= Required action =
In the records below, count each line where the word "Shell" appears, and reply with that number only.

= Data excerpts =
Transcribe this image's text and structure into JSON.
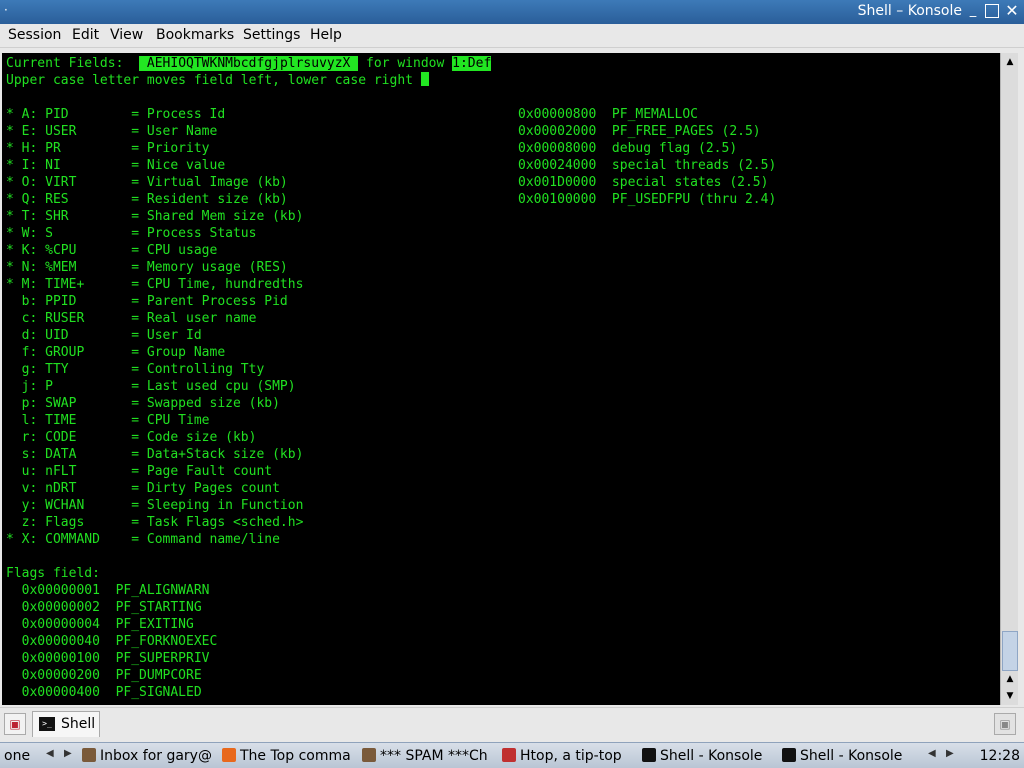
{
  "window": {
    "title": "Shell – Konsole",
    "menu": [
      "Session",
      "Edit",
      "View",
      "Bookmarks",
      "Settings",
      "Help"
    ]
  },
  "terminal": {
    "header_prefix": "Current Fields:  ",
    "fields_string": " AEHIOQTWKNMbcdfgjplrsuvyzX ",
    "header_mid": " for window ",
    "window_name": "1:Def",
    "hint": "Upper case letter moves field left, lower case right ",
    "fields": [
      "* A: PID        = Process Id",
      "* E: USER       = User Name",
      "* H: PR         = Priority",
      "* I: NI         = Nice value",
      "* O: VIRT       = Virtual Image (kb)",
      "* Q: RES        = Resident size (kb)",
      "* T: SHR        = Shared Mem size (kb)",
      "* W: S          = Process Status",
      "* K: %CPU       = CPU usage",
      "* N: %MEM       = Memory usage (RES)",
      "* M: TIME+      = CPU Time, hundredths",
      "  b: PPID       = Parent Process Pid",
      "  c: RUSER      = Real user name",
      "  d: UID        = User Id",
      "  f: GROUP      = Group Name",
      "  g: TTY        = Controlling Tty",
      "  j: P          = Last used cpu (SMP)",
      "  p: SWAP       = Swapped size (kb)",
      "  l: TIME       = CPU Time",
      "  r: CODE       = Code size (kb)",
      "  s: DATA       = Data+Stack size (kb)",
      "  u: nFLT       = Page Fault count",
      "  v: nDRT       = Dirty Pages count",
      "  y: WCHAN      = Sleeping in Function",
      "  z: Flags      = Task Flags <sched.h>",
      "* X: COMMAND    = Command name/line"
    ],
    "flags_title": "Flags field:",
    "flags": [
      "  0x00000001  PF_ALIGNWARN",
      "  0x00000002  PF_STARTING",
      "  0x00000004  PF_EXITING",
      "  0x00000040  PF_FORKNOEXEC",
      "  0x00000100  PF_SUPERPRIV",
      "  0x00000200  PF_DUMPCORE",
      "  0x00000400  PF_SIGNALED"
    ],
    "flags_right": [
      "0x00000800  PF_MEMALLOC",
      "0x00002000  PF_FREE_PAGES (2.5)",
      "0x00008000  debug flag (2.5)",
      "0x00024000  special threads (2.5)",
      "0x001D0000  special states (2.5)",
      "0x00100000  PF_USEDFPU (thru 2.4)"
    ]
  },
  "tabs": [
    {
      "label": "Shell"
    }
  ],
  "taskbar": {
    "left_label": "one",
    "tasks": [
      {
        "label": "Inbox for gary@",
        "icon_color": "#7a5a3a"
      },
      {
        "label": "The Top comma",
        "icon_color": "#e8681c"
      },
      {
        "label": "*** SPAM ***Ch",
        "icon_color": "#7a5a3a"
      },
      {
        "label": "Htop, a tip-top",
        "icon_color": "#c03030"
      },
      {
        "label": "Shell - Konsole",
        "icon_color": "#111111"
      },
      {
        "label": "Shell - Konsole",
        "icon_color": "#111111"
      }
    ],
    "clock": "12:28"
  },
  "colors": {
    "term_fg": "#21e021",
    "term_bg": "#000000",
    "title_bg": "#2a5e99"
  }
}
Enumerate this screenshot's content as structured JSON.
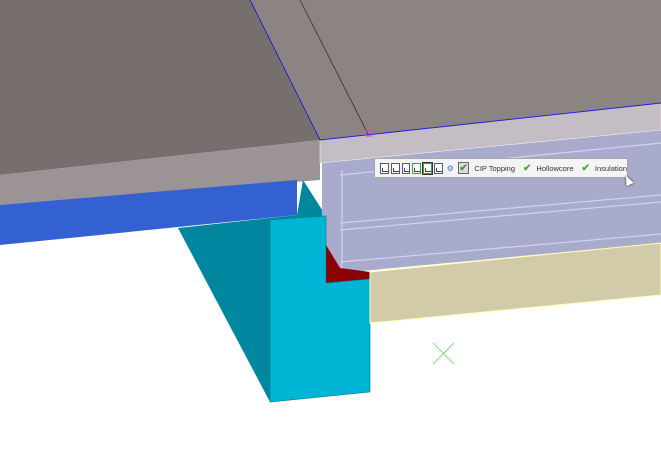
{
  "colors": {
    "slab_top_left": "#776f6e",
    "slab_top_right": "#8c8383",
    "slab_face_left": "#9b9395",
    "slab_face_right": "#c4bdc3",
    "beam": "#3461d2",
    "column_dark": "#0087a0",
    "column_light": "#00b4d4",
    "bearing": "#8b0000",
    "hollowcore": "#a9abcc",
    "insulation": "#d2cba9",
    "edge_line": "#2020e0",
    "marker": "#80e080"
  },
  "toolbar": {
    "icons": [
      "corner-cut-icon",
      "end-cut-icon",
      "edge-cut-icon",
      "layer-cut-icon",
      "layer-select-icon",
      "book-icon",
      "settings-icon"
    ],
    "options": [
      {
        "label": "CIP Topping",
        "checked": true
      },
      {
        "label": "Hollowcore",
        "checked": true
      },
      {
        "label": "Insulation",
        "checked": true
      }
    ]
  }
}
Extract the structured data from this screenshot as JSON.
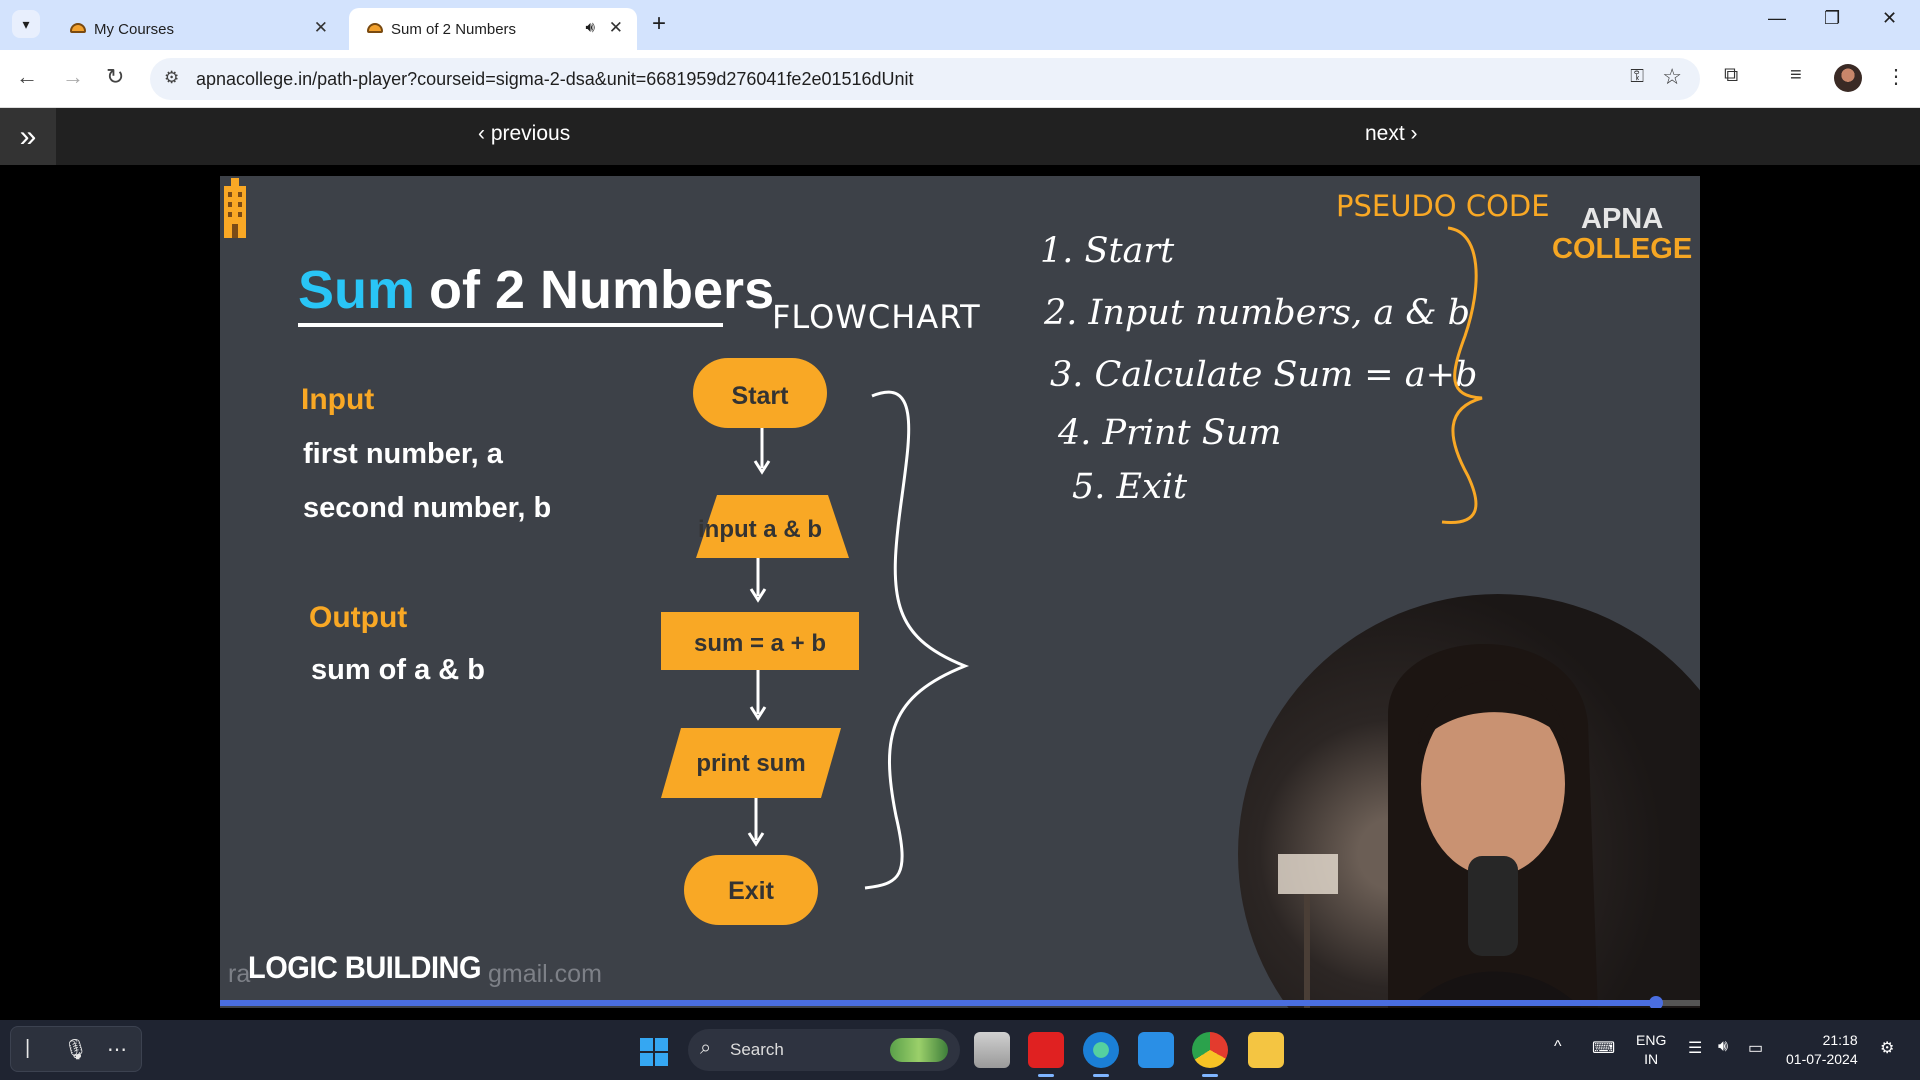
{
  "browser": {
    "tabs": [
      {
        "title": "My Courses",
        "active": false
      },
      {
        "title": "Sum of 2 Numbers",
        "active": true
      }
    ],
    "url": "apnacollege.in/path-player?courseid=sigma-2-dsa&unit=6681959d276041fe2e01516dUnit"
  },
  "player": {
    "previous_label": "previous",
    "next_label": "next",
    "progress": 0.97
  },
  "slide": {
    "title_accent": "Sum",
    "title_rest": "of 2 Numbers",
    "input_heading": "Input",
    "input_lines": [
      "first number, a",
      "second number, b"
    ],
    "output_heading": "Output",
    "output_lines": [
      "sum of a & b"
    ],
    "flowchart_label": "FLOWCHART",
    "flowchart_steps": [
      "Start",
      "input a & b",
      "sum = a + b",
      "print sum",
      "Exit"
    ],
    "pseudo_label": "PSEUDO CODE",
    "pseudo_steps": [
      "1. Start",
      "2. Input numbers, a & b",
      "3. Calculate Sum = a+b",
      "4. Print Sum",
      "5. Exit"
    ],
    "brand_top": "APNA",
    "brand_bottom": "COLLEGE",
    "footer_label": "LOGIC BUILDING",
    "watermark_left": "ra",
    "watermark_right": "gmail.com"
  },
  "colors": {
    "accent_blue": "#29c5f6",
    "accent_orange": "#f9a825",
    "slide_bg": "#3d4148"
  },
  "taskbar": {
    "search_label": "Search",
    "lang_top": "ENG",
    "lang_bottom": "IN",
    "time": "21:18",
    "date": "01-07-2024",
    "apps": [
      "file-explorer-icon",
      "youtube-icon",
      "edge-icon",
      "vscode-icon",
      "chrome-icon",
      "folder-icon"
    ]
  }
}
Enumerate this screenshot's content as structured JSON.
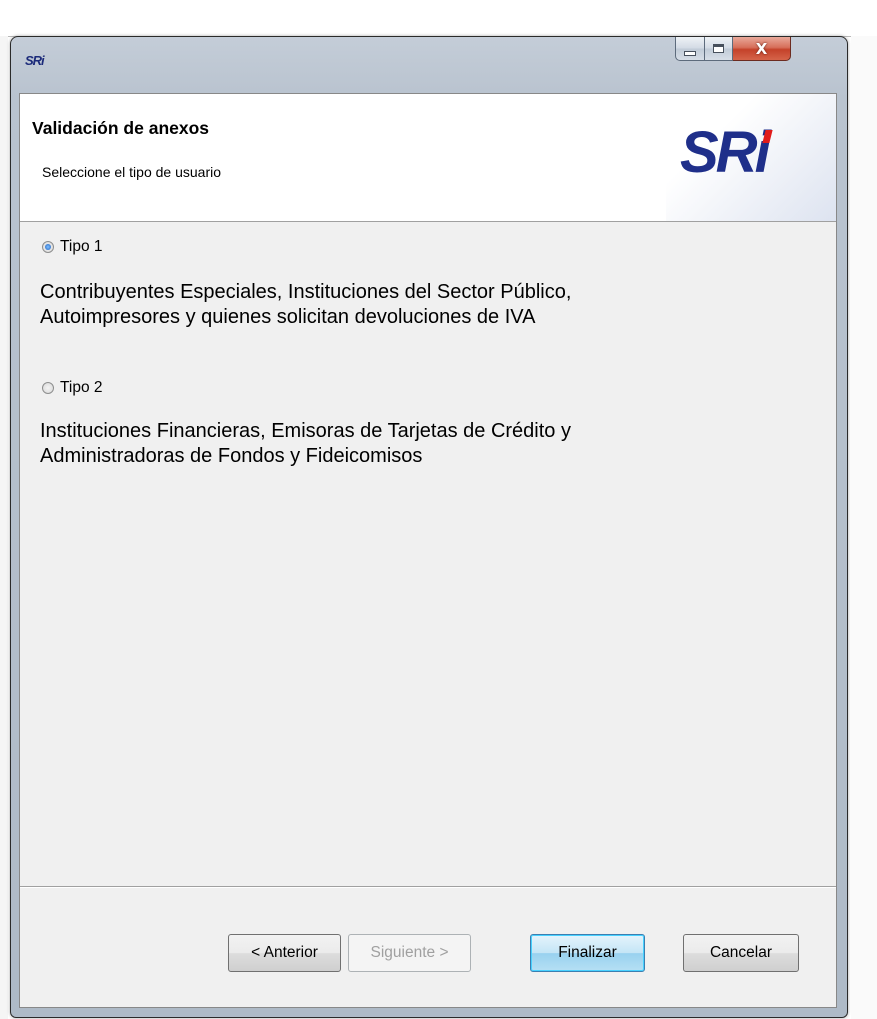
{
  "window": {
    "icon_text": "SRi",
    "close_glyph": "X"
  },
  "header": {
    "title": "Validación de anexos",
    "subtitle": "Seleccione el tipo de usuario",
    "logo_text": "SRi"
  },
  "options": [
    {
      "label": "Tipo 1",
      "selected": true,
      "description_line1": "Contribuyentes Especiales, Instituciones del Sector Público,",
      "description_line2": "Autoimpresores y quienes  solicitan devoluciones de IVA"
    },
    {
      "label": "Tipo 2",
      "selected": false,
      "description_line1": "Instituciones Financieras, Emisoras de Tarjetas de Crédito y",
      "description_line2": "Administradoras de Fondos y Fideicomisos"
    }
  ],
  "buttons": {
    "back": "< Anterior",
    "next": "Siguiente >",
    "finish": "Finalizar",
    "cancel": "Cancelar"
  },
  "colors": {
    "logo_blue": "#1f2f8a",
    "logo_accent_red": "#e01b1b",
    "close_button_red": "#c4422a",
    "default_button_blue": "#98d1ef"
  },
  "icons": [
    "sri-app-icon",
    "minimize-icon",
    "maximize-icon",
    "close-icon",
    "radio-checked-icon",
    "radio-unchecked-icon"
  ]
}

= Written answer =
4